If you are involved in a fairly significant motor vehicle collision or another type of injury involving the neck, it is important to seek medical attention to assess for severe injuries. This is especially true if you develop any numbness or weakness.

Pain Often Is Felt the Next Day

Remember, the pain from a whiplash injury is typically more severe the next day rather than when you visit the hospital shortly after the injury.

Whiplash injury treatment depends on whether it is an acute injury or a person has developed chronic neck pain and stiffness. Acute pain can be treated with over-the-counter (OTC) medicines and moist heat.

Whiplash is like other musculoskeletal injuries, so OTC medications like Tylenol (acetaminophen) and Advil (ibuprofen) effectively treat the pain. Advil is a nonsteroidal anti-inflammatory that can be taken with the pain reliever Tylenol, which work in different ways.

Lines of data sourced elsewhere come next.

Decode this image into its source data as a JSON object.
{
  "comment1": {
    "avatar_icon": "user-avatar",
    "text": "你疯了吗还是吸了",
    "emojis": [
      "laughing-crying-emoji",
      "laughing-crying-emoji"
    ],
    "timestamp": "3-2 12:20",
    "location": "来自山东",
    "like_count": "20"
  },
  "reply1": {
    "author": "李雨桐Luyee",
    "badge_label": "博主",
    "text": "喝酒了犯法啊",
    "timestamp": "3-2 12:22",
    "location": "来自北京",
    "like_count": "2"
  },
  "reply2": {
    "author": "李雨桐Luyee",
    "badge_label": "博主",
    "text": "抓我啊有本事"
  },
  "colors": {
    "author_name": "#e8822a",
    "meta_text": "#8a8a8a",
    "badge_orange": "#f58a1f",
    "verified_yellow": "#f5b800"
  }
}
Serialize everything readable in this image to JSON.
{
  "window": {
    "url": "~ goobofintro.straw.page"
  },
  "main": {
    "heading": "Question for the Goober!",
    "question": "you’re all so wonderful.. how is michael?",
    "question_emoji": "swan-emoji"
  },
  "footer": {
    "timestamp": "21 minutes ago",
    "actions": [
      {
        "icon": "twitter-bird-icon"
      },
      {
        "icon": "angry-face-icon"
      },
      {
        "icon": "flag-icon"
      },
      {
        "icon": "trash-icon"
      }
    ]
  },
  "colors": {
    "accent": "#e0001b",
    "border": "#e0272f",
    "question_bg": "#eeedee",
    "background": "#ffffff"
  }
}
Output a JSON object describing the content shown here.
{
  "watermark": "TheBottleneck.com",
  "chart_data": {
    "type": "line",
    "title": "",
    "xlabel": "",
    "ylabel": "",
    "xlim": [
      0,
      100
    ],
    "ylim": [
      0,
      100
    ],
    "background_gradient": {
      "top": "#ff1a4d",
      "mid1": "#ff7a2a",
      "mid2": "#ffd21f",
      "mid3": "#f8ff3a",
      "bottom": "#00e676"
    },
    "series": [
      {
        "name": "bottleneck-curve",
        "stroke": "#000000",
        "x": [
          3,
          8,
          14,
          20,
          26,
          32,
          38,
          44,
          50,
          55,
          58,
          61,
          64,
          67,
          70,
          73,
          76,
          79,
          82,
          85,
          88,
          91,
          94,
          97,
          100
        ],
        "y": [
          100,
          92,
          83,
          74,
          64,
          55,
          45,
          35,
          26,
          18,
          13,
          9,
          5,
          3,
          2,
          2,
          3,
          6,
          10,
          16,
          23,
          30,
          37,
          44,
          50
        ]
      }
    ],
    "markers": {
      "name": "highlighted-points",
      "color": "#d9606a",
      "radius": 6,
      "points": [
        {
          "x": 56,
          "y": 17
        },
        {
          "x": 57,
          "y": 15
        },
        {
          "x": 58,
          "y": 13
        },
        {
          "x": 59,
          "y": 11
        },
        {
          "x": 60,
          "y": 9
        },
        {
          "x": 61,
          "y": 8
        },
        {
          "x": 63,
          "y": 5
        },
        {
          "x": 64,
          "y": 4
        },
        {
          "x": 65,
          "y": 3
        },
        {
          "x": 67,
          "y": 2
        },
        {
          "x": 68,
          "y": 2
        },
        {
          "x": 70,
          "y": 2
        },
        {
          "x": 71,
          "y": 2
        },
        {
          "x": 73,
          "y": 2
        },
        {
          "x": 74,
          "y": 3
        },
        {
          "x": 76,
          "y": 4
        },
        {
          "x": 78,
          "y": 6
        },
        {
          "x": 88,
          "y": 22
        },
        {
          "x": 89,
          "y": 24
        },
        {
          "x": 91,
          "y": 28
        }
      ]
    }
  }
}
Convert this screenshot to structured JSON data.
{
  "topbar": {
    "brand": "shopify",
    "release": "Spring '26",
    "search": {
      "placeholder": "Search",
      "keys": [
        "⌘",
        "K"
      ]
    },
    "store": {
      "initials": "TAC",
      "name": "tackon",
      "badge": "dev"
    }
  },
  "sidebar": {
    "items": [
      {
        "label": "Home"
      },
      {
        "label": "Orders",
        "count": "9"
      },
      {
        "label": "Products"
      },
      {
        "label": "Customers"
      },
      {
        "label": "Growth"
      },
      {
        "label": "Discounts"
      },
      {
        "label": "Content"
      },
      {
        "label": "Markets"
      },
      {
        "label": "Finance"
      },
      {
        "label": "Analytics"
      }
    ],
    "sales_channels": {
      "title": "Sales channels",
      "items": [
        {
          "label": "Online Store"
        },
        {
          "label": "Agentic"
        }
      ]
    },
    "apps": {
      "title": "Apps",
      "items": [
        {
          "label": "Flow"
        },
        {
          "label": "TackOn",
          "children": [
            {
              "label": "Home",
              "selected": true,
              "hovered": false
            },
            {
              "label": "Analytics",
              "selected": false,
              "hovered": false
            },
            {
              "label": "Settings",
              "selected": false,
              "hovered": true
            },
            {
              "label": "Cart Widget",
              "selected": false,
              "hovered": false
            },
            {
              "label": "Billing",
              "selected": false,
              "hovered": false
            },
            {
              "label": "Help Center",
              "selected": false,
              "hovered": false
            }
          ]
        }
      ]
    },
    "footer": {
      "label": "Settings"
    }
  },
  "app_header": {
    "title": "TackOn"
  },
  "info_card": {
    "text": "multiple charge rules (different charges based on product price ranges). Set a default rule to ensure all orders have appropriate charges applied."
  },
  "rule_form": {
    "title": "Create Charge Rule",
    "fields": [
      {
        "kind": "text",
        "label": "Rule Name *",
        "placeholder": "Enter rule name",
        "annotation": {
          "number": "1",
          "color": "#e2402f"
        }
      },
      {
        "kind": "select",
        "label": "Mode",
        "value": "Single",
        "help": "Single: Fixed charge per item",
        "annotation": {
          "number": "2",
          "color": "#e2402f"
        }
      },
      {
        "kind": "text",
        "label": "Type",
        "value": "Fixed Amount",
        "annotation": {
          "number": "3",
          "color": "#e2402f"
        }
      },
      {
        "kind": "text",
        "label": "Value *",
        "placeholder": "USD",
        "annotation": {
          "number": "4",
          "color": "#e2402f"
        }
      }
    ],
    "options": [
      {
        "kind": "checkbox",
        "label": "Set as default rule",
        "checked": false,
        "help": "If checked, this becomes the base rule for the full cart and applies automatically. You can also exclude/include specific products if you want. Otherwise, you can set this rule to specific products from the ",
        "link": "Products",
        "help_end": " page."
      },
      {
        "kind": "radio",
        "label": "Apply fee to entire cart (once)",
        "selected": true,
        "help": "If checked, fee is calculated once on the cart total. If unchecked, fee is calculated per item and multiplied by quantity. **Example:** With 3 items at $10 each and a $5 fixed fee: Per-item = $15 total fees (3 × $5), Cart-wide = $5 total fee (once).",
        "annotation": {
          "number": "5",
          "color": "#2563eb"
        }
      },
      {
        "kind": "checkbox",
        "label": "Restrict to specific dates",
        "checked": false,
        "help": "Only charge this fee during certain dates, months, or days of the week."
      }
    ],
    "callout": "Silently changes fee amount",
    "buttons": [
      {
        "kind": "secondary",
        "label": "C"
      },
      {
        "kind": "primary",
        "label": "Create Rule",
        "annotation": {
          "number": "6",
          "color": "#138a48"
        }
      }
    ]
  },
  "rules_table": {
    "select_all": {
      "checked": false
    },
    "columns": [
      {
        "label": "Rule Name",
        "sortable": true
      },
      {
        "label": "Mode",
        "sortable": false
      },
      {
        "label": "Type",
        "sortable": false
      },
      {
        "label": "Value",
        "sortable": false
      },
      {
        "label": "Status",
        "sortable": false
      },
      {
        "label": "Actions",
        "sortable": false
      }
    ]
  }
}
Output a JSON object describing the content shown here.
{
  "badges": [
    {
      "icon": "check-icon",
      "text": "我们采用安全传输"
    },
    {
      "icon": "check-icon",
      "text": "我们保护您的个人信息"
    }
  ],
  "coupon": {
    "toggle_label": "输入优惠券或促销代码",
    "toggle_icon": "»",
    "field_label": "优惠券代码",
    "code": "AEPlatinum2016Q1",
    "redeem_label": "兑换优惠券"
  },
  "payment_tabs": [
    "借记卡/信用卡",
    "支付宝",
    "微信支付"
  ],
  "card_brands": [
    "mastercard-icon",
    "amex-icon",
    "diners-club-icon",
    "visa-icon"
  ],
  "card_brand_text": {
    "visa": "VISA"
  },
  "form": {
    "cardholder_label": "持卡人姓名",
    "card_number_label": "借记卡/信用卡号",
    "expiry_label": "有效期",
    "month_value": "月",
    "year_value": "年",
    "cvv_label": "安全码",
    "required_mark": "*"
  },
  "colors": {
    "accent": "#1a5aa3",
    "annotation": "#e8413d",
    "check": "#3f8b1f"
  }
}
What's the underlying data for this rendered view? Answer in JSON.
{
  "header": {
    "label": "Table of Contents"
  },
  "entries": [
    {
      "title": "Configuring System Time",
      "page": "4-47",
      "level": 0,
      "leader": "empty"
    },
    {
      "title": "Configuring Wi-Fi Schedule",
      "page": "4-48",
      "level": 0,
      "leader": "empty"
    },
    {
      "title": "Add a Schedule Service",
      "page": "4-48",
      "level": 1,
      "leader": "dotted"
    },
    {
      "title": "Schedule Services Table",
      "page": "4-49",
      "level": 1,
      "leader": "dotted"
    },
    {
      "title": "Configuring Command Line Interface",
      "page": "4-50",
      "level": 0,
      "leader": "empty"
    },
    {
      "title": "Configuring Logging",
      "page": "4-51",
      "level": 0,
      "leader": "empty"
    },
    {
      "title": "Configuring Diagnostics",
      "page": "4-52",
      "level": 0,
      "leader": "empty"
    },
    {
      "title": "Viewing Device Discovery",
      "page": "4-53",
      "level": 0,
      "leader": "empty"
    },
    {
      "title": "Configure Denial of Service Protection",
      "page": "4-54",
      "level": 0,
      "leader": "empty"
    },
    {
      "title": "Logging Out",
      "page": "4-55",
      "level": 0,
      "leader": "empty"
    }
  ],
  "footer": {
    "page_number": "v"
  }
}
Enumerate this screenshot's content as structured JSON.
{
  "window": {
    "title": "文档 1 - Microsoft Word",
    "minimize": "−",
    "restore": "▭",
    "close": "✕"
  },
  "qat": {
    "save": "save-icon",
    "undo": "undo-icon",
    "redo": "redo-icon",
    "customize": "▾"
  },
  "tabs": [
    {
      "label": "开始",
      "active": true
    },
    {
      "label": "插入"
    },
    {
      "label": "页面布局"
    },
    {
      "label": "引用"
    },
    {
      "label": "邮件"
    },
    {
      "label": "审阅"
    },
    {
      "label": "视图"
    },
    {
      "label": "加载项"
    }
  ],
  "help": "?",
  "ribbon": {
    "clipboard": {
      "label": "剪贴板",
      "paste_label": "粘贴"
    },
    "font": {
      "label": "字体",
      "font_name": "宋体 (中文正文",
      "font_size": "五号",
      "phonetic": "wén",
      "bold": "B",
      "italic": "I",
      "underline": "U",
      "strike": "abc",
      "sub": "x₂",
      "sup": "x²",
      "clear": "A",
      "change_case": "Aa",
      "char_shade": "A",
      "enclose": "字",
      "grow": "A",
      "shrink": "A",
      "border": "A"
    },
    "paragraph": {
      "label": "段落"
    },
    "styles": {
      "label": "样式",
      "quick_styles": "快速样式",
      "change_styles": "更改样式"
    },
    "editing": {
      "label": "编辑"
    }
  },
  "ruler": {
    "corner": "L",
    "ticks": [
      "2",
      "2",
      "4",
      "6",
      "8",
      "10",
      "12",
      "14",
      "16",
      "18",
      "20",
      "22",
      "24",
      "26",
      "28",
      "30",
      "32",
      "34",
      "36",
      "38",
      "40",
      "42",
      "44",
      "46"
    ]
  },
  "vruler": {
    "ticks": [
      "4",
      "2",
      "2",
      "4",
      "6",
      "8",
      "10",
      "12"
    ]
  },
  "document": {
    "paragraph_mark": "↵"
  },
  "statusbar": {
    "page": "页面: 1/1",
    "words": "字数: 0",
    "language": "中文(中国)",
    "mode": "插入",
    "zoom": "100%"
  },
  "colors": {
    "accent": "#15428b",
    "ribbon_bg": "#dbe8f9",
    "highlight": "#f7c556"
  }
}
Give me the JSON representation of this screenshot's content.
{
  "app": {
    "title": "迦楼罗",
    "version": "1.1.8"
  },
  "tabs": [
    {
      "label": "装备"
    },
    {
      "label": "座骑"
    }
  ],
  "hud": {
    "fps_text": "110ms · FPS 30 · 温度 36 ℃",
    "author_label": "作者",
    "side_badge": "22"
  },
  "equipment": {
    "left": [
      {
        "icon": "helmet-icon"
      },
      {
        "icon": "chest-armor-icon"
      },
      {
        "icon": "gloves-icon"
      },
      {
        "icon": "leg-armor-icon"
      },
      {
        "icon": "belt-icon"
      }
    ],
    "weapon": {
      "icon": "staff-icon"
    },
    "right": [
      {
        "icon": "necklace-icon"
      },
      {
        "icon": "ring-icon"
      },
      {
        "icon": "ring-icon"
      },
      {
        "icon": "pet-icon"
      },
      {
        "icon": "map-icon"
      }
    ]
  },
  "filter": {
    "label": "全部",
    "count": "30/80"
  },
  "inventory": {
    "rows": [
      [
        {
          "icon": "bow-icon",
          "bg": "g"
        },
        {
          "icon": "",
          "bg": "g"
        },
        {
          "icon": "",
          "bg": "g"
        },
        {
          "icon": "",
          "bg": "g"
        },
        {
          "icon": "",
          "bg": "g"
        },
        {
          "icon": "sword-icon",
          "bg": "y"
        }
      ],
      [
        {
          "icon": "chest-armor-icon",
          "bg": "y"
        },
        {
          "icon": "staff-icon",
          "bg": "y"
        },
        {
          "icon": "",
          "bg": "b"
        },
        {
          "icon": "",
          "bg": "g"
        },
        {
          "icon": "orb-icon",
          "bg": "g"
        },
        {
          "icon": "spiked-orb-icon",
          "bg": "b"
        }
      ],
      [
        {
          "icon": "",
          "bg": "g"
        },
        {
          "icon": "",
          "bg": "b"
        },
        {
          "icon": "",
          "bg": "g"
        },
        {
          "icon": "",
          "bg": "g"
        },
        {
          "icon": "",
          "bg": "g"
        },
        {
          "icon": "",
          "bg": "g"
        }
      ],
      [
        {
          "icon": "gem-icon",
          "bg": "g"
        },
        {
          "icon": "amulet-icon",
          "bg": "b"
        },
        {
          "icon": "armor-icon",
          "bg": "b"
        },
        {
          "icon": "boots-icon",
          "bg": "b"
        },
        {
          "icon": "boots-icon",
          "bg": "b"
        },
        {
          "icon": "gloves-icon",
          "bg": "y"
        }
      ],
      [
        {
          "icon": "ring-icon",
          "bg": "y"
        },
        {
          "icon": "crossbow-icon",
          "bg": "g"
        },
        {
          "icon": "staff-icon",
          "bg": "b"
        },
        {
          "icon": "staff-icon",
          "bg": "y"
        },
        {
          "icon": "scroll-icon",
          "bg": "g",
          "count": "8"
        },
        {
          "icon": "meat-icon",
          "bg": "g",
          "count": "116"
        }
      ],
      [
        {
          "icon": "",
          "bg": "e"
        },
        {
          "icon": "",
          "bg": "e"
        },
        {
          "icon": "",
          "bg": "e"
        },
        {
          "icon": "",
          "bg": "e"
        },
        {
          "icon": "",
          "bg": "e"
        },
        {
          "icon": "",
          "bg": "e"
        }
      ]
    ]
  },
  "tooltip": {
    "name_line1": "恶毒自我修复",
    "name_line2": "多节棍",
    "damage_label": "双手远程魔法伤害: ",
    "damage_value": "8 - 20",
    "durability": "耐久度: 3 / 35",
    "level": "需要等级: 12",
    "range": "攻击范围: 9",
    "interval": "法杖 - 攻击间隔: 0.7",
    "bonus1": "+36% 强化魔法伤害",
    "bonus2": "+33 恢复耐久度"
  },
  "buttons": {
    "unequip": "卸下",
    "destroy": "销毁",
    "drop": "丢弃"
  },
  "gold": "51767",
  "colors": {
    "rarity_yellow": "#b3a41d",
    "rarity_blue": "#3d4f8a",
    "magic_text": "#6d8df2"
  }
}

The mainstay of treatment, especially chronic treatment, is encouraging regular activity with stretching and exercise. People can use several range of motion exercises to strengthen their neck muscles and relieve the pain.

People should not restrict neck movement with a hard or soft collar, as they are ineffective for treating acute pain from a whiplash injury.

Muscle relaxers, like Flexeril (cyclobenzaprine), have generally not been shown to improve pain over using the traditional remedies discussed.


Whiplash is a neck sprain that often occurs after a motor vehicle collision but can happen with any injury that quickly jerks the neck forward and backward. Common symptoms include neck pain and stiffness, and some people can develop chronic pain and headaches.

It is important not to confuse whiplash with traumatic cervical spine injury. Whiplash is a mild to moderate injury of the neck muscles. Treatment includes OTC pain medicines, moist heat, and stretching exercises.

5 Sources
Verywell Health uses only high-quality sources, including peer-reviewed studies, to support the facts within our articles. Read our editorial process to learn more about how we fact-check and keep our content accurate, reliable, and trustworthy.
  1. National Institute of Neurological Disorders and Stroke. Whiplash.

  2. MedlinePlus. Neck Injuries and Disorders.

  3. Sterling M. Physiotherapy management of whiplash-associated disorders (WAD)J Physiother. 2014;60(1):5-12. doi:10.1016/j.jphys.2013.12.004

  4. Tanaka N, Atesok K, Nakanishi K, et al. Pathology and treatment of traumatic cervical spine syndrome: whiplash injuryAdv Orthop. 2018;2018:4765050. doi:10.1155/2018/4765050

  5. Van Den Hauwe L, Sundgren PC, Flanders AE. Spinal trauma and spinal cord injury (SCI). In: Hodler J, Kubik-Huch RA, von Schulthess GK, eds. Diseases of the Brain, Head and Neck, Spine 2020–2023: Diagnostic Imaging. Cham (CH): Springer; 2020.231-240.

By Christine Zink, MD
Dr. Christine Zink, MD, is a board-certified emergency medicine with expertise in the wilderness and global medicine. She completed her medical training at Weill Cornell Medical College and residency in emergency medicine at New York-Presbyterian Hospital. She utilizes 15-years of clinical experience in her medical writing.